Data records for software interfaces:
_ _ _

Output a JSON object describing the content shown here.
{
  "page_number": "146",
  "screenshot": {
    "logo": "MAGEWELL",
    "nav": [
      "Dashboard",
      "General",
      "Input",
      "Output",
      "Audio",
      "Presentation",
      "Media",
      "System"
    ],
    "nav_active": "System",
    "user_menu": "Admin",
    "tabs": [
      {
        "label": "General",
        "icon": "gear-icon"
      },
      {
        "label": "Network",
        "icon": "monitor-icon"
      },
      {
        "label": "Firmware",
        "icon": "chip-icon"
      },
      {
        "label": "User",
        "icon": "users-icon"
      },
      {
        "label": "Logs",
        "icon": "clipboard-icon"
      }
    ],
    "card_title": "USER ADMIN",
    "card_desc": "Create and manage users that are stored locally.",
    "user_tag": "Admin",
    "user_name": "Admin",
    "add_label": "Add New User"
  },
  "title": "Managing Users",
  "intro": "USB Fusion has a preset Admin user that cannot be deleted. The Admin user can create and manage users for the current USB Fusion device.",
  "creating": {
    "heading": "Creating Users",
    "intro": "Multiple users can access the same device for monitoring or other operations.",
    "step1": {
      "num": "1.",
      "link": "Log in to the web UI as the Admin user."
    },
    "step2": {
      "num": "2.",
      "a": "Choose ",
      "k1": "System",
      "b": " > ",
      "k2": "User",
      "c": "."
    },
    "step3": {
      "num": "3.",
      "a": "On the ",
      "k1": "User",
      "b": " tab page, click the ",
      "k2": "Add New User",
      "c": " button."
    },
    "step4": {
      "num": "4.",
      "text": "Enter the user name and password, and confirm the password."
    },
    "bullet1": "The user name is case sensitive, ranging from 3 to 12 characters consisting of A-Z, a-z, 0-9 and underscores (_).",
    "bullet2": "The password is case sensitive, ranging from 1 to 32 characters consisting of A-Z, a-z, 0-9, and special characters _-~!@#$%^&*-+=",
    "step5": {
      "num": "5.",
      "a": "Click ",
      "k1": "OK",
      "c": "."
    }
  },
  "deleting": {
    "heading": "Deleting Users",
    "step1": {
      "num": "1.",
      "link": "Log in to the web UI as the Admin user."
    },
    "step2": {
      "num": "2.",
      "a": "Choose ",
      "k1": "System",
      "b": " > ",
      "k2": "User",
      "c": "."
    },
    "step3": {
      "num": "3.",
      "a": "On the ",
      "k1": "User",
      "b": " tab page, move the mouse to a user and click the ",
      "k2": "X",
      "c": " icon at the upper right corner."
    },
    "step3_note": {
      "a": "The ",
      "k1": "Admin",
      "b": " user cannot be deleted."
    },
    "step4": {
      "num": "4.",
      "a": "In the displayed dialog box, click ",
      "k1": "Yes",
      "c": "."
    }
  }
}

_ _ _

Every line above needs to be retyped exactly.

• The completed task:
Output a JSON object describing the content shown here.
{
  "page_number": "146",
  "screenshot": {
    "logo": "MAGEWELL",
    "nav": [
      "Dashboard",
      "General",
      "Input",
      "Output",
      "Audio",
      "Presentation",
      "Media",
      "System"
    ],
    "nav_active": "System",
    "user_menu": "Admin",
    "tabs": [
      {
        "label": "General",
        "icon": "gear-icon"
      },
      {
        "label": "Network",
        "icon": "monitor-icon"
      },
      {
        "label": "Firmware",
        "icon": "chip-icon"
      },
      {
        "label": "User",
        "icon": "users-icon"
      },
      {
        "label": "Logs",
        "icon": "clipboard-icon"
      }
    ],
    "card_title": "USER ADMIN",
    "card_desc": "Create and manage users that are stored locally.",
    "user_tag": "Admin",
    "user_name": "Admin",
    "add_label": "Add New User"
  },
  "title": "Managing Users",
  "intro": "USB Fusion has a preset Admin user that cannot be deleted. The Admin user can create and manage users for the current USB Fusion device.",
  "creating": {
    "heading": "Creating Users",
    "intro": "Multiple users can access the same device for monitoring or other operations.",
    "step1": {
      "num": "1.",
      "link": "Log in to the web UI as the Admin user."
    },
    "step2": {
      "num": "2.",
      "a": "Choose ",
      "k1": "System",
      "b": " > ",
      "k2": "User",
      "c": "."
    },
    "step3": {
      "num": "3.",
      "a": "On the ",
      "k1": "User",
      "b": " tab page, click the ",
      "k2": "Add New User",
      "c": " button."
    },
    "step4": {
      "num": "4.",
      "text": "Enter the user name and password, and confirm the password."
    },
    "bullet1": "The user name is case sensitive, ranging from 3 to 12 characters consisting of A-Z, a-z, 0-9 and underscores (_).",
    "bullet2": "The password is case sensitive, ranging from 1 to 32 characters consisting of A-Z, a-z, 0-9, and special characters _-~!@#$%^&*-+=",
    "step5": {
      "num": "5.",
      "a": "Click ",
      "k1": "OK",
      "c": "."
    }
  },
  "deleting": {
    "heading": "Deleting Users",
    "step1": {
      "num": "1.",
      "link": "Log in to the web UI as the Admin user."
    },
    "step2": {
      "num": "2.",
      "a": "Choose ",
      "k1": "System",
      "b": " > ",
      "k2": "User",
      "c": "."
    },
    "step3": {
      "num": "3.",
      "a": "On the ",
      "k1": "User",
      "b": " tab page, move the mouse to a user and click the ",
      "k2": "X",
      "c": " icon at the upper right corner."
    },
    "step3_note": {
      "a": "The ",
      "k1": "Admin",
      "b": " user cannot be deleted."
    },
    "step4": {
      "num": "4.",
      "a": "In the displayed dialog box, click ",
      "k1": "Yes",
      "c": "."
    }
  }
}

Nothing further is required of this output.